Task directions
Where a line in the material below has the string "object", please report it.

○ ○ ○ ○ ○

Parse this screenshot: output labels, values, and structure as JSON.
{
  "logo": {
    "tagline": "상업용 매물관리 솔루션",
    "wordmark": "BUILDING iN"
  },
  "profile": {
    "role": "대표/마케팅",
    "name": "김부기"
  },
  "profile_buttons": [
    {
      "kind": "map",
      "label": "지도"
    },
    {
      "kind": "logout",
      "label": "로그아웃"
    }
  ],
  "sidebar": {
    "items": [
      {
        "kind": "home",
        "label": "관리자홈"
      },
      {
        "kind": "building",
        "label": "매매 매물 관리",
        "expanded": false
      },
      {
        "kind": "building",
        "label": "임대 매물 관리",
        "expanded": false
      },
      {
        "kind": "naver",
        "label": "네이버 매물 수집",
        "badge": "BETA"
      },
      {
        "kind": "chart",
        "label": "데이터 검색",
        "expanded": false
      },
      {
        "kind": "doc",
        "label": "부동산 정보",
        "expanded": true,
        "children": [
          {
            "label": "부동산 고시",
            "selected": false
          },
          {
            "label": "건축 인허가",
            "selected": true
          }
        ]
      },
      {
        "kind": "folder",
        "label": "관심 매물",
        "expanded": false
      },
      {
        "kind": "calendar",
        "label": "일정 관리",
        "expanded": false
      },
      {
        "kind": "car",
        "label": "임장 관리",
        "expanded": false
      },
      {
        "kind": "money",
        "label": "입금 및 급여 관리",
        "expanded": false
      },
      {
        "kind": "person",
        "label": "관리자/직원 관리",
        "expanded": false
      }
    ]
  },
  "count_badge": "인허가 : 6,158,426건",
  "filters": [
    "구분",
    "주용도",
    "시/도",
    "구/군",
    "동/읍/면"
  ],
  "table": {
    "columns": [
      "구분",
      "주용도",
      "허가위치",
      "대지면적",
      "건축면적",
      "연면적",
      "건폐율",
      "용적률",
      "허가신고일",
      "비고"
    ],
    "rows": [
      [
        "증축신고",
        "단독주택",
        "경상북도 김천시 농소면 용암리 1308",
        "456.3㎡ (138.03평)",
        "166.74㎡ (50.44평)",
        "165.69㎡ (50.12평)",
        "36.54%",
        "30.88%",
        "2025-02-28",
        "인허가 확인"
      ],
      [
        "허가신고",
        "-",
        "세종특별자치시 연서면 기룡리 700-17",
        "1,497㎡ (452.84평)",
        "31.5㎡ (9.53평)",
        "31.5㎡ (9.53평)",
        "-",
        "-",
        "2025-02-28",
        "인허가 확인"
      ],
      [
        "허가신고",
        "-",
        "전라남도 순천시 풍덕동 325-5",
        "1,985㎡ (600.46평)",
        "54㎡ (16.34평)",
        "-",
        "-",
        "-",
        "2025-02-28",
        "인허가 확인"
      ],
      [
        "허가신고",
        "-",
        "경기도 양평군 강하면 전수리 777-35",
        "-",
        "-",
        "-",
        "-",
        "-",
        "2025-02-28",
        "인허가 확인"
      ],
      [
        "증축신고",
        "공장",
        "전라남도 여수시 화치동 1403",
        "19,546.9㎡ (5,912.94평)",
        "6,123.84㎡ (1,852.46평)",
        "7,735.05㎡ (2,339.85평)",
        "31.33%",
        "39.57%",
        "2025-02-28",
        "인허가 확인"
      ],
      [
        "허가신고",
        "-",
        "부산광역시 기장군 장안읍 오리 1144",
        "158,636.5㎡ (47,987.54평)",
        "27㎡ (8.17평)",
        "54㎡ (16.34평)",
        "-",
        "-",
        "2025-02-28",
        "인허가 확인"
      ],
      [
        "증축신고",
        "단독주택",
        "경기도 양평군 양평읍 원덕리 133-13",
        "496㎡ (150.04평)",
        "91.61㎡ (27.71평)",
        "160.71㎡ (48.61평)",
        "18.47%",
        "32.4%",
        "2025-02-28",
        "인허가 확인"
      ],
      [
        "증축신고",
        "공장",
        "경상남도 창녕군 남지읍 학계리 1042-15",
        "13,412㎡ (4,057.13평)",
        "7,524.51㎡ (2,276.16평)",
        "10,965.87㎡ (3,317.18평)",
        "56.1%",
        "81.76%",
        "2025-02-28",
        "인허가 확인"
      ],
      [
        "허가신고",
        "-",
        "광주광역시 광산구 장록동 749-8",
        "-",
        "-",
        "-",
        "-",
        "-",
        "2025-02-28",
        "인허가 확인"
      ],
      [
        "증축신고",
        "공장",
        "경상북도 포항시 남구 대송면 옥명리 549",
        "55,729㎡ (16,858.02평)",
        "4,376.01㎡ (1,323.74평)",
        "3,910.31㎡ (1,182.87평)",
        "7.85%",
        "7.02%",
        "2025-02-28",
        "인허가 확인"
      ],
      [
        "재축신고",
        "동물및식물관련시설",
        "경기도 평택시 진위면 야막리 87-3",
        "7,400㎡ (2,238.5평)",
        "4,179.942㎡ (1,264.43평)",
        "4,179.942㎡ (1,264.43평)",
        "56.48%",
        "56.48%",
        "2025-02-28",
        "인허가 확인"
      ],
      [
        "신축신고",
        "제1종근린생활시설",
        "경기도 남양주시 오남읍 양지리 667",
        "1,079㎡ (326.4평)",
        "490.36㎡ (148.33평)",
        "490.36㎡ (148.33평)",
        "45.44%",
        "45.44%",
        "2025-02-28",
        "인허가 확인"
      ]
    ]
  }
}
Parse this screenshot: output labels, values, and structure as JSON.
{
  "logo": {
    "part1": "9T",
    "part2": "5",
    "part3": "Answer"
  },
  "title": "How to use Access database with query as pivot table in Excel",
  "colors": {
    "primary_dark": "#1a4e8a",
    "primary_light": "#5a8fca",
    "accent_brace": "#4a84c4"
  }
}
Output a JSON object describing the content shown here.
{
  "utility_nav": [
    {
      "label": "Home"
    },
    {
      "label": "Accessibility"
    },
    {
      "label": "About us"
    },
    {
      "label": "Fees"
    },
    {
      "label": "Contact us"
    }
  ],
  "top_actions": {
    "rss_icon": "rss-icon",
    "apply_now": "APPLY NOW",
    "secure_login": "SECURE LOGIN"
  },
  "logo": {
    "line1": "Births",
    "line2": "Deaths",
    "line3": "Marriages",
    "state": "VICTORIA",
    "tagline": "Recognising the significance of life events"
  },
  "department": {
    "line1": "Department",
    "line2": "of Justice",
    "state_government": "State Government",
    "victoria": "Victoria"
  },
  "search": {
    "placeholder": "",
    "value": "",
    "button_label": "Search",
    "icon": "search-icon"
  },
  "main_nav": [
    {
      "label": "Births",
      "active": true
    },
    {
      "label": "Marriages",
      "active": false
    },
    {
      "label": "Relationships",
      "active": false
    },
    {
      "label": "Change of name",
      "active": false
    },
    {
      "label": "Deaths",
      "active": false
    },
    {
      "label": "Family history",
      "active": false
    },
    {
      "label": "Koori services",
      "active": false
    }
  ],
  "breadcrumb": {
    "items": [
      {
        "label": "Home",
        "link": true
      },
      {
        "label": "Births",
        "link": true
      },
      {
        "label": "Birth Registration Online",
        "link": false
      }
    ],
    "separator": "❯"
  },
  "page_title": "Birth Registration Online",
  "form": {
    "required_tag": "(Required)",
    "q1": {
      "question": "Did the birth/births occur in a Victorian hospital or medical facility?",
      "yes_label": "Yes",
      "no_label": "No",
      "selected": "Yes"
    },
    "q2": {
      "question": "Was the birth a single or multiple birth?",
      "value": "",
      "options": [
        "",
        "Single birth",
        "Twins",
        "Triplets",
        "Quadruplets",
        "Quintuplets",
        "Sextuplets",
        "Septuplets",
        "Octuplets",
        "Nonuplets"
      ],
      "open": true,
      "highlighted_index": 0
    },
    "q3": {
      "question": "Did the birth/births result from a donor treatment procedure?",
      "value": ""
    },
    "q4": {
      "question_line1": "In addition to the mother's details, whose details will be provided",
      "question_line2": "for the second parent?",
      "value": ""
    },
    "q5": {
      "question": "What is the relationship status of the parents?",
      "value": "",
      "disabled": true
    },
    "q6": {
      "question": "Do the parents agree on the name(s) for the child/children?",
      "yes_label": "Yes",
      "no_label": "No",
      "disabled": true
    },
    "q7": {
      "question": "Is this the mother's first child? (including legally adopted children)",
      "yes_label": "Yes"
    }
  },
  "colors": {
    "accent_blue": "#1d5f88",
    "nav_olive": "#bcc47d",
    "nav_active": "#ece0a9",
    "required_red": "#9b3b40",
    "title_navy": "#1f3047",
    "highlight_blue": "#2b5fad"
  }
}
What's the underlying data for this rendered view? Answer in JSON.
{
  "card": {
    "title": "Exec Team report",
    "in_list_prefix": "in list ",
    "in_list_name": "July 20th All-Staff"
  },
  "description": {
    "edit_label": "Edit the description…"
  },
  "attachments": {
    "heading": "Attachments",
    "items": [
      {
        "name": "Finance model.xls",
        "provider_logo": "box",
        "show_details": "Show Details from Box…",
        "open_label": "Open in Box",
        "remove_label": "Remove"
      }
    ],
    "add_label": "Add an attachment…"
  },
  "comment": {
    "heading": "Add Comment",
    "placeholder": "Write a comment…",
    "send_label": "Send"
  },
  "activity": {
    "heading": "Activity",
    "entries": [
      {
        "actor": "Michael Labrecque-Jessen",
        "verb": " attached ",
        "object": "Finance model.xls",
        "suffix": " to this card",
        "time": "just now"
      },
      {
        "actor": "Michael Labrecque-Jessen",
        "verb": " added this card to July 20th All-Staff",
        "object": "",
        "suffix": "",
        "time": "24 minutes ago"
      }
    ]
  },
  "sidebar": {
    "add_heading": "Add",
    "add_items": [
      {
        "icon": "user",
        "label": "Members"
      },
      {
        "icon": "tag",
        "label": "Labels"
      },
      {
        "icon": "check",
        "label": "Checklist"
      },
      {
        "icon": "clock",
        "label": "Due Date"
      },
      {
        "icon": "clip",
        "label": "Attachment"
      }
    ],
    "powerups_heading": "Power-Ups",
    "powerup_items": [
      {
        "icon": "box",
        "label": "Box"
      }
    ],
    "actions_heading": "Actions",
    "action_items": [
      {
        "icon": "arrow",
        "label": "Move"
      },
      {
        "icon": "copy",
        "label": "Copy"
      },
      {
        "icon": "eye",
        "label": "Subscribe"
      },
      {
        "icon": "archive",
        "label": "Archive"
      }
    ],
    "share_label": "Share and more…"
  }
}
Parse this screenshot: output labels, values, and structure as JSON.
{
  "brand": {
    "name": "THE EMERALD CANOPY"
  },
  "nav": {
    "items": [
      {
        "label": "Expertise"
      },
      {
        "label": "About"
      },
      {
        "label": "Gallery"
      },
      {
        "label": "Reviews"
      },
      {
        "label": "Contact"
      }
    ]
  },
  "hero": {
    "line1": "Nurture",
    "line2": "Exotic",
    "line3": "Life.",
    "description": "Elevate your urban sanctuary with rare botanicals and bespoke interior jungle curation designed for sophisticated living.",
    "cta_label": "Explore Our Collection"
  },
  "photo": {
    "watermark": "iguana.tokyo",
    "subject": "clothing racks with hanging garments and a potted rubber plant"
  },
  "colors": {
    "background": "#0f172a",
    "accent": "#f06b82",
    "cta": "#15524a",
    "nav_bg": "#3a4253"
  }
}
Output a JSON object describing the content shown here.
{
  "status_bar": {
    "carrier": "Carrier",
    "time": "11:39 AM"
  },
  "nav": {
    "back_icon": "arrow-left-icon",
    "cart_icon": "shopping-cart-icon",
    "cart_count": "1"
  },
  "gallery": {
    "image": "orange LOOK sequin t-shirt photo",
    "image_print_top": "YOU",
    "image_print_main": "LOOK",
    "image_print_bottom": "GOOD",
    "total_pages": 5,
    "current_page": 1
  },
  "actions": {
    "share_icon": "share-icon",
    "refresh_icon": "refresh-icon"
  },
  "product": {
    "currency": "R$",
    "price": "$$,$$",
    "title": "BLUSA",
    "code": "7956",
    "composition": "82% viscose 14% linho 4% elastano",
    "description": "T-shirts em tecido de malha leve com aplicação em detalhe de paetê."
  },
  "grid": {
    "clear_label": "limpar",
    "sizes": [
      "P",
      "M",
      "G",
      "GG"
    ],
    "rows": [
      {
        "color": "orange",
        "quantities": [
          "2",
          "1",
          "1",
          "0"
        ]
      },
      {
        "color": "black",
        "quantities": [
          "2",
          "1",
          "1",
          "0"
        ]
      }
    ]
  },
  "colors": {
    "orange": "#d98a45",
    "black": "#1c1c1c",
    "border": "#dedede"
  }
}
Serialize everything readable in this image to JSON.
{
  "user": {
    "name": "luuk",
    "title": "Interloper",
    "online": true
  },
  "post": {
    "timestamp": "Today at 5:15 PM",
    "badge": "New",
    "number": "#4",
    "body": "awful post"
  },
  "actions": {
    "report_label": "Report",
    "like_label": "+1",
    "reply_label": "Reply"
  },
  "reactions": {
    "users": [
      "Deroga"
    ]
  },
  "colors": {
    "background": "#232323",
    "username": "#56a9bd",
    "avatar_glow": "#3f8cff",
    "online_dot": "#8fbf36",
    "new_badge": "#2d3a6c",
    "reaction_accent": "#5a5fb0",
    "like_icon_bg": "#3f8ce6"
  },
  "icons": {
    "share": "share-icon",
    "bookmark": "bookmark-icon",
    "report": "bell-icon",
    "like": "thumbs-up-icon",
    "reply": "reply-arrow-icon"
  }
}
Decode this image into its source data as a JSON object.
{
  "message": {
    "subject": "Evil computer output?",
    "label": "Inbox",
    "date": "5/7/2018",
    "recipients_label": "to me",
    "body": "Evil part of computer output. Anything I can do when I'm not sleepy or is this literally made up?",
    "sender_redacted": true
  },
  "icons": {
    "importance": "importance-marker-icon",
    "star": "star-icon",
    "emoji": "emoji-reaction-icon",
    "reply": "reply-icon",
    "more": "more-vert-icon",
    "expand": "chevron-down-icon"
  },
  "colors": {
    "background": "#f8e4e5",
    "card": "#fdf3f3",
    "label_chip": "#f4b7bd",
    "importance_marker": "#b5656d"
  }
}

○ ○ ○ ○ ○

Answer area
Output a JSON object describing the content shown here.
        "object": "Finance model.xls",
        "object": "",
Output a JSON object describing the content shown here.
Decode this image into its source data as a JSON object.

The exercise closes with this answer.